This last week I joined an 8am call with a design firm to talk about how we might scale a set of tools that were built for “system transformation”. Some of the tools are in our “Tools Being Talked About” list that includes a snapshot of tools being used by teachers, schools systems, and school teachers. The question the designers posed: How might we make these system transformation tools more widely available? System transformation tools is a bad name for sure and I wondered if they were asking the wrong question too.
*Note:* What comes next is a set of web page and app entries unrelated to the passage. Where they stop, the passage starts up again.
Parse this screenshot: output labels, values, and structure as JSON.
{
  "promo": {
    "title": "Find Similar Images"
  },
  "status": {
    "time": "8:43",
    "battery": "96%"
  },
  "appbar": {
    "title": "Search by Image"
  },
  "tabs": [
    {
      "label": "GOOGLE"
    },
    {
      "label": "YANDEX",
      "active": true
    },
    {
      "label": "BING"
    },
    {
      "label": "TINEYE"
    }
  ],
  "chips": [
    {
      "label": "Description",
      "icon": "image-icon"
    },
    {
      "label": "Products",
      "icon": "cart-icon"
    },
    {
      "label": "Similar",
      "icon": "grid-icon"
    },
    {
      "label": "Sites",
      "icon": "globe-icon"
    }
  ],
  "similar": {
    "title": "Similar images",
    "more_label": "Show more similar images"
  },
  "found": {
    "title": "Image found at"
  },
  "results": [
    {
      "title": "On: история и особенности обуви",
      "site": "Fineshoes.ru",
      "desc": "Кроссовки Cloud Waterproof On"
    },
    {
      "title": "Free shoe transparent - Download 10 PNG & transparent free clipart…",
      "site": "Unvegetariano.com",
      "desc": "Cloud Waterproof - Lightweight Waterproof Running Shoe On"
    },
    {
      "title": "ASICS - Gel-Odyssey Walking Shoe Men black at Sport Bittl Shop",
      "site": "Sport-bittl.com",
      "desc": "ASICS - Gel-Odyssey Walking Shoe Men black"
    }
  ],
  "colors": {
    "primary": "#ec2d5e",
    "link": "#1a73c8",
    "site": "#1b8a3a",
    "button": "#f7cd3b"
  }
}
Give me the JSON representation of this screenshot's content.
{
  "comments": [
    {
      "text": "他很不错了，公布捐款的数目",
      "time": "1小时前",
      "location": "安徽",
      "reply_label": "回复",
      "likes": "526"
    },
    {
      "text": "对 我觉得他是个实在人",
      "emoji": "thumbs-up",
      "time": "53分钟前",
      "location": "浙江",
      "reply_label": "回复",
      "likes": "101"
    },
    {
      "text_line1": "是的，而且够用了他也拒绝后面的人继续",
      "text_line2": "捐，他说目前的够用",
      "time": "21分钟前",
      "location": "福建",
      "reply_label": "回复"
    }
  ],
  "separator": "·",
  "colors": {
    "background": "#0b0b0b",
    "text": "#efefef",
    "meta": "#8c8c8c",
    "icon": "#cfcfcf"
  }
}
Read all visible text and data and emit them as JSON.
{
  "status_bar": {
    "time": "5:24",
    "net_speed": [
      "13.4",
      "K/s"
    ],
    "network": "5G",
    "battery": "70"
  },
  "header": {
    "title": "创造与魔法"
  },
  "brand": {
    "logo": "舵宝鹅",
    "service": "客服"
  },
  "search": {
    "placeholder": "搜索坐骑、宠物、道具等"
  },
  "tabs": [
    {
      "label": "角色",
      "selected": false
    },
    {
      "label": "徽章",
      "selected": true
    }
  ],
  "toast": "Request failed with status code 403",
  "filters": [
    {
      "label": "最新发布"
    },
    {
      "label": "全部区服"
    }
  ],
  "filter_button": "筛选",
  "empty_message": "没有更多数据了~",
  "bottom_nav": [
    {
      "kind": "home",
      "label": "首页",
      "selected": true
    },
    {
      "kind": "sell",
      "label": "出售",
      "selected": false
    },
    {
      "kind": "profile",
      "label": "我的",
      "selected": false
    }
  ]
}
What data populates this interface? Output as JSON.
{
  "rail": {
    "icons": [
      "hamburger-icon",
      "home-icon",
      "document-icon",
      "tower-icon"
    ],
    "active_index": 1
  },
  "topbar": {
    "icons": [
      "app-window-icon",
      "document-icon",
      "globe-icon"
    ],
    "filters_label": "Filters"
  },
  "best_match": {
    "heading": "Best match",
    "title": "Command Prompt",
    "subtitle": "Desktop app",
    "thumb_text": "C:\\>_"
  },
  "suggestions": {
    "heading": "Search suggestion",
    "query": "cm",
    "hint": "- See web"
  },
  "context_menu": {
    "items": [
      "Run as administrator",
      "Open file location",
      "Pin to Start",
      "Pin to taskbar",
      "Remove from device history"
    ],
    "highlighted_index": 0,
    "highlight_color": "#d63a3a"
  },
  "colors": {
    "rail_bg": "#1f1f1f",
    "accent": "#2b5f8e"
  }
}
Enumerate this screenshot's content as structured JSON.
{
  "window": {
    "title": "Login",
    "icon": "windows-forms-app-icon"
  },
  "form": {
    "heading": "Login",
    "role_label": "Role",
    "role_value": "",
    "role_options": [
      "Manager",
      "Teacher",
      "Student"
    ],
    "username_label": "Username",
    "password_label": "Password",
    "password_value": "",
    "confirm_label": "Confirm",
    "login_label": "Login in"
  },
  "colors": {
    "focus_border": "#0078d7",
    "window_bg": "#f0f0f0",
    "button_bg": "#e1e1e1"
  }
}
I think the question (or our problem) is less about availability and more about will and skill (capacity). How might we help systems (in our case states/districts/schools) articulate what shifts are needed and what kind of capacity they need to ensure the changes “stick”? The diagnostic tools we have supported are a starting place to have those conversations for sure. But they are not self-service; they have typically come with technical assistance even they appear self-service (you can download them for free and use them tomorrow if you want). As we talked, I reflected on whether or not there is something to learn from scaling the Literacy or Math Design Collaborative tools. Our secret sauce (no surprise): good design. Four qualities that stand out: (1) neither prescriptive or anything goes; (2) focused on student work and feedback; (3) designed and improved by the users (in our case teachers); and (4) the right “grain size”—not too much that any teacher couldn’t pick it up and make a go of it and see immediate changes in student work. But was LDC really self-service?
The systems tools are a different beast for sure—they can’t be scaled as easily through individuals or networks that haven’t been part of the tool design. I don’t think traditional vehicles like a clearing house or the formation of a community of practice will be sufficient. And the strategies that I used with the Literacy and Math Design Collaborative are not quite right. I can’t say for sure but because we were talking about tools that would primarily be used at the district level, the conversation raised three tensions in my mind that anybody in social change work asks:
- What should the unit of change be for the best chances of success?
- What is the highest leverage lever? (Say that ten times fast. Maybe it’s not a diagnostic tool no matter how good it is.)
- And how much should be top down vs. bottom up?
The bottom up question in particular has been on my mind as our work with teachers is entirely a bottom up strategy, and the question is what role they play in spreading effective practices and influencing so called “system transformation”.